**Entries supplied**

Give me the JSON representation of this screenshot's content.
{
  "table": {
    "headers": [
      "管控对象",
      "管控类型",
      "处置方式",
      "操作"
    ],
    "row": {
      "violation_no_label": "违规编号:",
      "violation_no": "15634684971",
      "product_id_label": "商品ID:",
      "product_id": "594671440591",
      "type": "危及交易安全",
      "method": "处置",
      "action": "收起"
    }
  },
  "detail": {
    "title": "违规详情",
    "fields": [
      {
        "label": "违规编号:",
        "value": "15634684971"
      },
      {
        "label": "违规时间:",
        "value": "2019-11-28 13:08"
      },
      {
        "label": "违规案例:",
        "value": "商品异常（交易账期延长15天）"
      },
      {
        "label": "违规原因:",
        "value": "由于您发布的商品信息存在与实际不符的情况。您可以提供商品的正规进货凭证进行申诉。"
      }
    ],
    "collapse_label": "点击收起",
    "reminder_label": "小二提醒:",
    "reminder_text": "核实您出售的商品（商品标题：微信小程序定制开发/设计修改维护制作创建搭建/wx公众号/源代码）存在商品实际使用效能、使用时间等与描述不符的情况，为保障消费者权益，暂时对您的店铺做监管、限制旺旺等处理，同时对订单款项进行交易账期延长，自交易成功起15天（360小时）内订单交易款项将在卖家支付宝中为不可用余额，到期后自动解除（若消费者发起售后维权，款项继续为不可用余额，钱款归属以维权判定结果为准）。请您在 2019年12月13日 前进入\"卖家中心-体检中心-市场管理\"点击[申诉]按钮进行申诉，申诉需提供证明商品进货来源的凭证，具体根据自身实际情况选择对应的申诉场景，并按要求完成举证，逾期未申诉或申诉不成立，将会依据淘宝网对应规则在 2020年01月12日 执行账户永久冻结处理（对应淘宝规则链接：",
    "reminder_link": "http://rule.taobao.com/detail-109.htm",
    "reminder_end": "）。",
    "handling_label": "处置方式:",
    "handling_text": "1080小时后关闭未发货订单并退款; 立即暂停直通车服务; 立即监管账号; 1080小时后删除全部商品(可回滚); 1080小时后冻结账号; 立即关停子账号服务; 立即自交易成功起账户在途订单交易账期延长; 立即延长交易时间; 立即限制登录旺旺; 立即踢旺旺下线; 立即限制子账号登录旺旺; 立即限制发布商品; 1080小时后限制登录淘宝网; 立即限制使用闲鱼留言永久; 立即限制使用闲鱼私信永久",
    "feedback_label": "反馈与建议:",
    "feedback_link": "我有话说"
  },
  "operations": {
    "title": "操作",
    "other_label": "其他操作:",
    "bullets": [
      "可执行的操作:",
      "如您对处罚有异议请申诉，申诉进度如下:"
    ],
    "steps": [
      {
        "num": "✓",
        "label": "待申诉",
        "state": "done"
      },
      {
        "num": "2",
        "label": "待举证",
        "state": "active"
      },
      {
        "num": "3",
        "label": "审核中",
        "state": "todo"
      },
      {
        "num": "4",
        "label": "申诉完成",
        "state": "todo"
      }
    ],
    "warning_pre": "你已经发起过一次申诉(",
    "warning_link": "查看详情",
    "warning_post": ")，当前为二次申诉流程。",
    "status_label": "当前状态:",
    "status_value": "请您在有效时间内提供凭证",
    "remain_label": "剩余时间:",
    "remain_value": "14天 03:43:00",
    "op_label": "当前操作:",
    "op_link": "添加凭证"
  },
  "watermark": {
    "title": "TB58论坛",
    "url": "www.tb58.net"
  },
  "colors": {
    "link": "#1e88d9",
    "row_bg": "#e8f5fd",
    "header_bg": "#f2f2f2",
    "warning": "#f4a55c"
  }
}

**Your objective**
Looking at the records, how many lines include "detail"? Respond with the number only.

**Written response**
2